Try it:
Look through the listing below for the string "data". Show each line where it occurs.

———

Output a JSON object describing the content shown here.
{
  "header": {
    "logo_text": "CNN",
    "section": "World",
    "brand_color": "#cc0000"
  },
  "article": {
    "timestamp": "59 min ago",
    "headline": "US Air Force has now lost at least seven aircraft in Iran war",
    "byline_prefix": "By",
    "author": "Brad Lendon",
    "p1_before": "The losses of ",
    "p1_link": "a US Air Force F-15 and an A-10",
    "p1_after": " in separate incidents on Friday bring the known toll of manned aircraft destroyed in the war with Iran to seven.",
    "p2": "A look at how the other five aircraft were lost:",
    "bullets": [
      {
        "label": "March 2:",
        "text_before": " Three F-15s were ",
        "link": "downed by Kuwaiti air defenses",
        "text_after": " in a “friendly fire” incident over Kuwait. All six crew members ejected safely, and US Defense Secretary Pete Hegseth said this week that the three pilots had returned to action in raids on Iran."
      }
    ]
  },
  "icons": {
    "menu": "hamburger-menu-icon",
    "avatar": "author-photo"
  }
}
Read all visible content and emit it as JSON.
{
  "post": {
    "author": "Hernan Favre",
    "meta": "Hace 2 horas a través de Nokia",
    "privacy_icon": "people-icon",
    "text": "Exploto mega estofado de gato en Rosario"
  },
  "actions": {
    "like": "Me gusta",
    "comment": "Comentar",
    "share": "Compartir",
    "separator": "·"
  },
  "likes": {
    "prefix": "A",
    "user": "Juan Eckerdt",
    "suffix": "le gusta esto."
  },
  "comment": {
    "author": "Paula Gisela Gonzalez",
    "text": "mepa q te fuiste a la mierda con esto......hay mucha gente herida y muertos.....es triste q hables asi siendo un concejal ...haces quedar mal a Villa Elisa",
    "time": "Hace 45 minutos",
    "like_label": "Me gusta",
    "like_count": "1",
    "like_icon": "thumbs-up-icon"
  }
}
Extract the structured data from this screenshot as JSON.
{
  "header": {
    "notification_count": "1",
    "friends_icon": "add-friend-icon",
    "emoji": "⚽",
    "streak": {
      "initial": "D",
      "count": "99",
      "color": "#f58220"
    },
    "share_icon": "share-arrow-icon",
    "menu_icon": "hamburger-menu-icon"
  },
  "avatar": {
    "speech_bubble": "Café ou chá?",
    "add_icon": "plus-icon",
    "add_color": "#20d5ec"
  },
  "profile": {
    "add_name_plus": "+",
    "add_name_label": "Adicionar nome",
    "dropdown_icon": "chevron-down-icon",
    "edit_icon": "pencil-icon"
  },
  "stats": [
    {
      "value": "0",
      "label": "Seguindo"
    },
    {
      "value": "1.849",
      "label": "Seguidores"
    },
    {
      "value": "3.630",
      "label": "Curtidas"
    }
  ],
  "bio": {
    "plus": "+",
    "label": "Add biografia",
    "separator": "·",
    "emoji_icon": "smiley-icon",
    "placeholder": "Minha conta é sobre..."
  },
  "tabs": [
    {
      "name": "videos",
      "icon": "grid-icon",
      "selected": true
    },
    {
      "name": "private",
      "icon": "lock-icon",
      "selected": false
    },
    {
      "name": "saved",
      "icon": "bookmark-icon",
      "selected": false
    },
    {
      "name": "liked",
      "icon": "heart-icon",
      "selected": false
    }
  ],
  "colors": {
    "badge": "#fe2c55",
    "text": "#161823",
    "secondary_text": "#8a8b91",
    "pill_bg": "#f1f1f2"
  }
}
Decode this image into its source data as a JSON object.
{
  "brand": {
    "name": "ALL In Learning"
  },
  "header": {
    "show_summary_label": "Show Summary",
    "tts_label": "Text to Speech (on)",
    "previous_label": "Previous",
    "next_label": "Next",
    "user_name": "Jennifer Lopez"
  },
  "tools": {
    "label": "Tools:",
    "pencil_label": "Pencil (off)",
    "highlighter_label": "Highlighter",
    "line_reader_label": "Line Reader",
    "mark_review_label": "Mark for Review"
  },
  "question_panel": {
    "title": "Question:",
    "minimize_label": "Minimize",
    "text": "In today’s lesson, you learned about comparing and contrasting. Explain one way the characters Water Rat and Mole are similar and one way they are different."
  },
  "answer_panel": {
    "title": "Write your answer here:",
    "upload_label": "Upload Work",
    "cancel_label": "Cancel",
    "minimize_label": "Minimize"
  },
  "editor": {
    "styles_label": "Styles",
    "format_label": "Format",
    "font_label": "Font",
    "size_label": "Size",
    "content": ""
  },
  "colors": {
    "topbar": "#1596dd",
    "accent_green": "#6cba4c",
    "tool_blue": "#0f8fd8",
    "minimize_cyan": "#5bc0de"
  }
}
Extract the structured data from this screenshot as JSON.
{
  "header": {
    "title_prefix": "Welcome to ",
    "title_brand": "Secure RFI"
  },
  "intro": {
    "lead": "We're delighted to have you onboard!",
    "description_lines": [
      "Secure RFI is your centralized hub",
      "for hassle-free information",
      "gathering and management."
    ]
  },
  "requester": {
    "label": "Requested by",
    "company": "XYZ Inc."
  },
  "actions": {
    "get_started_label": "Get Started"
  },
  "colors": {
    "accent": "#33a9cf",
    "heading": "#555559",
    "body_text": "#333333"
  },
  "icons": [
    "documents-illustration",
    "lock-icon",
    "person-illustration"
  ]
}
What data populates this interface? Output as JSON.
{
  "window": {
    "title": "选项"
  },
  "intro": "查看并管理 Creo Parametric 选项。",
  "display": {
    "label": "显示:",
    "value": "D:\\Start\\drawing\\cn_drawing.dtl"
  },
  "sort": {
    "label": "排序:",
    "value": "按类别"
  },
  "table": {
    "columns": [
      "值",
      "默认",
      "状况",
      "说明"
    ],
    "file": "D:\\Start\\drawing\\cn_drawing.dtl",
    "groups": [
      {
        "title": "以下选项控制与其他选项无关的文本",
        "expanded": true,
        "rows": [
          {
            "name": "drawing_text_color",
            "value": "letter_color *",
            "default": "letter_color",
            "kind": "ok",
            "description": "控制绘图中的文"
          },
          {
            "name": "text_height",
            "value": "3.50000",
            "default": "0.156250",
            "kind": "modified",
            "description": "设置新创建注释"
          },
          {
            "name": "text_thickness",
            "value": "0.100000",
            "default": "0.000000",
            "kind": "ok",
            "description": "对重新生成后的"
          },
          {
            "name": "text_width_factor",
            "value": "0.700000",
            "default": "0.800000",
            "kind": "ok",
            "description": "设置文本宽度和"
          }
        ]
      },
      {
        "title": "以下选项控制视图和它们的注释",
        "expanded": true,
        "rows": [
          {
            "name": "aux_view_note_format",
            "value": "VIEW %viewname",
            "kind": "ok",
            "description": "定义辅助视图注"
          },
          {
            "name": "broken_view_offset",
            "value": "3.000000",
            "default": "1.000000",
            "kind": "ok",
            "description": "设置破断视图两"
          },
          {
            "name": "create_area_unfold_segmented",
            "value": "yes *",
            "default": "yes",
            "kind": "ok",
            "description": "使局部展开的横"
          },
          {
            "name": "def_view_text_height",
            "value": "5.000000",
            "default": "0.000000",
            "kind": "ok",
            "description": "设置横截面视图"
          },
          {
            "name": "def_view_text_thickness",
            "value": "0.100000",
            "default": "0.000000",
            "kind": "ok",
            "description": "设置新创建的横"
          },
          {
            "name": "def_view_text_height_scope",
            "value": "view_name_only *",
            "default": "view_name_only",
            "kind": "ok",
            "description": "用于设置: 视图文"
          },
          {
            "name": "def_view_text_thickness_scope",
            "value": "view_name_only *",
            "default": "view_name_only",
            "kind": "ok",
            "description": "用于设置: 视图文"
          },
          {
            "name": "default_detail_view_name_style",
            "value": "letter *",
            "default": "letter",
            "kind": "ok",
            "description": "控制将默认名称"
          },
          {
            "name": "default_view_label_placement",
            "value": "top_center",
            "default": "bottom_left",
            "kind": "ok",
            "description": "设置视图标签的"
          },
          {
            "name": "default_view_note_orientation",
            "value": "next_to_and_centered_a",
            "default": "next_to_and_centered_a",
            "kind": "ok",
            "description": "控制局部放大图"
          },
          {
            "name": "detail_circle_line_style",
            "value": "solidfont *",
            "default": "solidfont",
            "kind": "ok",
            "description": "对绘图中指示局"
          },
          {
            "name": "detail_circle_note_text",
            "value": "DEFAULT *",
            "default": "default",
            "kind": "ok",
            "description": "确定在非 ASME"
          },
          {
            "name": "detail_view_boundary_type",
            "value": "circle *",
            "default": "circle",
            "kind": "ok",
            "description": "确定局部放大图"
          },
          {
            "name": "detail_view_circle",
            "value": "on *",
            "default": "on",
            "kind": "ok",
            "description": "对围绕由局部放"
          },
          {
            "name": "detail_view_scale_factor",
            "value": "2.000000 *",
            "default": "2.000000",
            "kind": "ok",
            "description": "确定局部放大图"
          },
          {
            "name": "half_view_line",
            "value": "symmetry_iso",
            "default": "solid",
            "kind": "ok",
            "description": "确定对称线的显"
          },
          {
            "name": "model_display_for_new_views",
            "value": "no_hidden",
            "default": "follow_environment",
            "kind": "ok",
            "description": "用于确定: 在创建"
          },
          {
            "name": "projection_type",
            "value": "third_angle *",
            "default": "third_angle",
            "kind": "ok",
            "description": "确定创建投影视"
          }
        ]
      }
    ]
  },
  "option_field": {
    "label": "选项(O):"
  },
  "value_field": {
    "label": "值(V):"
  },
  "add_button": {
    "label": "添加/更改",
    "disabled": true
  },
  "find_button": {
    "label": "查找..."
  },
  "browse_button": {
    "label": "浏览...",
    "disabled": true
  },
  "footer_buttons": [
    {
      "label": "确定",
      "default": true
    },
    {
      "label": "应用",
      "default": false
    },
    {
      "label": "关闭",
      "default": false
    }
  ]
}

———

Final answer:
Extract the structured data from this screenshot as JSON.
Decode this image into its source data as a JSON object.
Extract the structured data from this screenshot as JSON.
What data populates this interface? Output as JSON.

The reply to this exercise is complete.